Zac Dalpe, C, CAR - The young Dalpe stagnated a bit in his first taste of the NHL, saw his ice time reduced significantly, and ended up being sent back to Charlotte for more seasoning. There, in a much bigger role, he continued to show his offensive skill, picking up two points in two games to give him 25 in 25 this year. Carolina's doing this right; he's 21 and he didn't play his way onto the top two lines, so they're best served getting him heavy game action in the minors. Although I wouldn't rule out a return to the NHL sometime this season, particularly if the 'Canes are hit with injuries, don't expect Dalpe to make a real impact until next year.

Dustin Jeffrey, C, PIT - Like clockwork, Jeffrey was returned to the AHL once more, where he promptly picked up four points in two games to give him 41 in 37 on the year. The outlook remains the same as last week: He'll contribute when he gets the chance.

Jim O'Brien, C, OTT - The Sens' first-round pick, 29th overall, in 2007, O'Brien has improved a lot this year over last season's horrendous 17-point showing in the AHL. He's got 30 in 40, giving his prospect star a little bit of its luster back. Scoreless in his three-game big-league stint, he heads back to the AHL to continue to develop. Ideally, he'll turn into a solid NHL power forward and penalty killer; if I had to guess, the offensive side of his game will come later rather than sooner at the NHL level, but he could have a Dustin Byfuglien-type bust-out one day if he's converted to full-time defenseman.

Robin Lehner, G, OTT - The Islanders ruined Lehner's perfection in his first NHL start, as he stopped just 20 of 24 shots, but got enough offensive support to win. He was then sent down to the AHL to get consistent work, while non-prospect Mike Brodeur was recalled to back up Brian Elliott. The Sens are best served allowing the big kid to play out this season and at the very least the beginning of next season in the AHL so he can continue to improve his technique.

James Reimer, G, TOR - The 22-year-old Reimer got some run over the first half of this month thanks to J.S. Giguere's groin injury, and he played exceptionally well, going 4-2-0 with a .931 save percentage and 2.36 GAA. Reimer has had success in the AHL this year and last, posting .920 and .925 save percentages, respectively. With Giguere back, look for Reimer to get heavy work in the AHL for the rest of the season. He'll likely be the backup in the NHL next year.

Matt Hackett, G, MIN - Here's a name to file away (or to own in keeper leagues). The 20-year-old Hackett, a third-round pick in '09, is a tremendous talent and perhaps will be Niklas Backstrom's successor one day. He was dominant in his final year of juniors, putting up a .925 save percentage despite facing an average of more than 30 shots per game. Hackett's in the midst of a solid first pro year, posting a 2.52 GAA and .912 save percentage in 24 games for Houston of the AHL. His brief time in the NHL involved no game action.

The Future to Come

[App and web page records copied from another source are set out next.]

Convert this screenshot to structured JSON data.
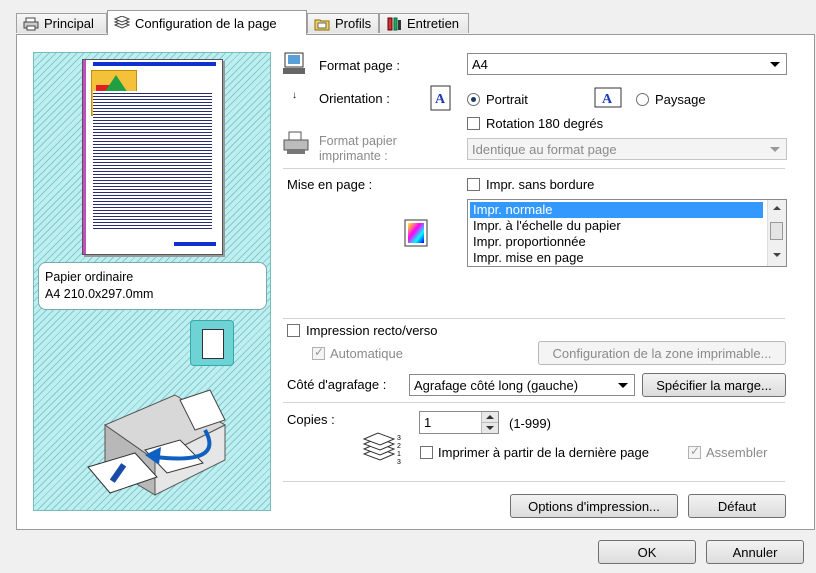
{
  "tabs": [
    {
      "label": "Principal",
      "icon": "printer-icon"
    },
    {
      "label": "Configuration de la page",
      "icon": "pages-icon"
    },
    {
      "label": "Profils",
      "icon": "folder-icon"
    },
    {
      "label": "Entretien",
      "icon": "tools-icon"
    }
  ],
  "preview": {
    "paper_type": "Papier ordinaire",
    "paper_size": "A4 210.0x297.0mm"
  },
  "page_size": {
    "label": "Format page :",
    "value": "A4"
  },
  "orientation": {
    "label": "Orientation :",
    "portrait": "Portrait",
    "landscape": "Paysage",
    "selected": "Portrait",
    "rotate_label": "Rotation 180 degrés",
    "rotate_checked": false
  },
  "printer_paper": {
    "label_line1": "Format papier",
    "label_line2": "imprimante :",
    "value": "Identique au format page"
  },
  "layout": {
    "label": "Mise en page :",
    "borderless_label": "Impr. sans bordure",
    "borderless_checked": false,
    "options": [
      "Impr. normale",
      "Impr. à l'échelle du papier",
      "Impr. proportionnée",
      "Impr. mise en page"
    ],
    "selected": "Impr. normale"
  },
  "duplex": {
    "label": "Impression recto/verso",
    "checked": false,
    "auto_label": "Automatique",
    "auto_checked": true,
    "print_area_button": "Configuration de la zone imprimable..."
  },
  "stapling": {
    "label": "Côté d'agrafage :",
    "value": "Agrafage côté long (gauche)",
    "margin_button": "Spécifier la marge..."
  },
  "copies": {
    "label": "Copies :",
    "value": "1",
    "range": "(1-999)",
    "reverse_label": "Imprimer à partir de la dernière page",
    "reverse_checked": false,
    "collate_label": "Assembler",
    "collate_checked": true
  },
  "buttons": {
    "print_options": "Options d'impression...",
    "defaults": "Défaut",
    "ok": "OK",
    "cancel": "Annuler"
  },
  "colors": {
    "accent": "#3399ff",
    "preview_bg": "#bdeff0",
    "page_bar": "#1030d0"
  }
}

Every week in this space, I'll feature one college player and one junior player who are making their mark.

This week's college prospect is freshman T.J. Tynan of Notre Dame. Tynan is the only freshman in all of college hockey to crack the top 20 in scoring; he's tied for third with 15 goals and 18 assists over 26 games. Just 18 years old, Tynan spent last season with Des Moines of the USHL, compiling 72 points in 60 games, and appears to be ready to take his game to the next level. College freshmen who put up a point per game are RARE, and I'd expect Tynan to be drafted in the first round this year. He's another smaller guy, but at his age, he could easily still grow another inch or two. Keep him on your radar.

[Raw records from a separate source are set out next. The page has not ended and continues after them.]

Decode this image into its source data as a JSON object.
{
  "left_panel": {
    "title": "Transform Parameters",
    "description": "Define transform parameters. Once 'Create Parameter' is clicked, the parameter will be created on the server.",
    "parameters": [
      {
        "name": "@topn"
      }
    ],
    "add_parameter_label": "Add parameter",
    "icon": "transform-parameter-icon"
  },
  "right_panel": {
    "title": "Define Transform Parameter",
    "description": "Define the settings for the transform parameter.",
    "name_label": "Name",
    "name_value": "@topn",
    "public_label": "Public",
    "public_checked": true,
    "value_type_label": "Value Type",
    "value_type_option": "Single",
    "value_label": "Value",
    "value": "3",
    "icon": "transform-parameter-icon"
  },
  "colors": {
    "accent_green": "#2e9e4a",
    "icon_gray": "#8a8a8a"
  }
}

Our junior prospect of the week is Tyler Toffoli, an 18-year-old who's spent this season absolutely dominating the OHL. With 41 goals in 44 games, he leads the league by 10, and the only player particularly close to his 79 points is teammate Shane Prince (76 points), who's been lucky enough to feed Toffoli the puck all year. How he didn't get on Canada's WJC team is a mystery to me. Taken by the Kings in the second round in 2010, Toffoli is among the best NHL prospects that no one knows about. Los Angeles has a potential superstar on its hands.

If you have any players you'd like me to discuss in next week's column, please direct all inquiries here, or feel free to discuss them in the comments.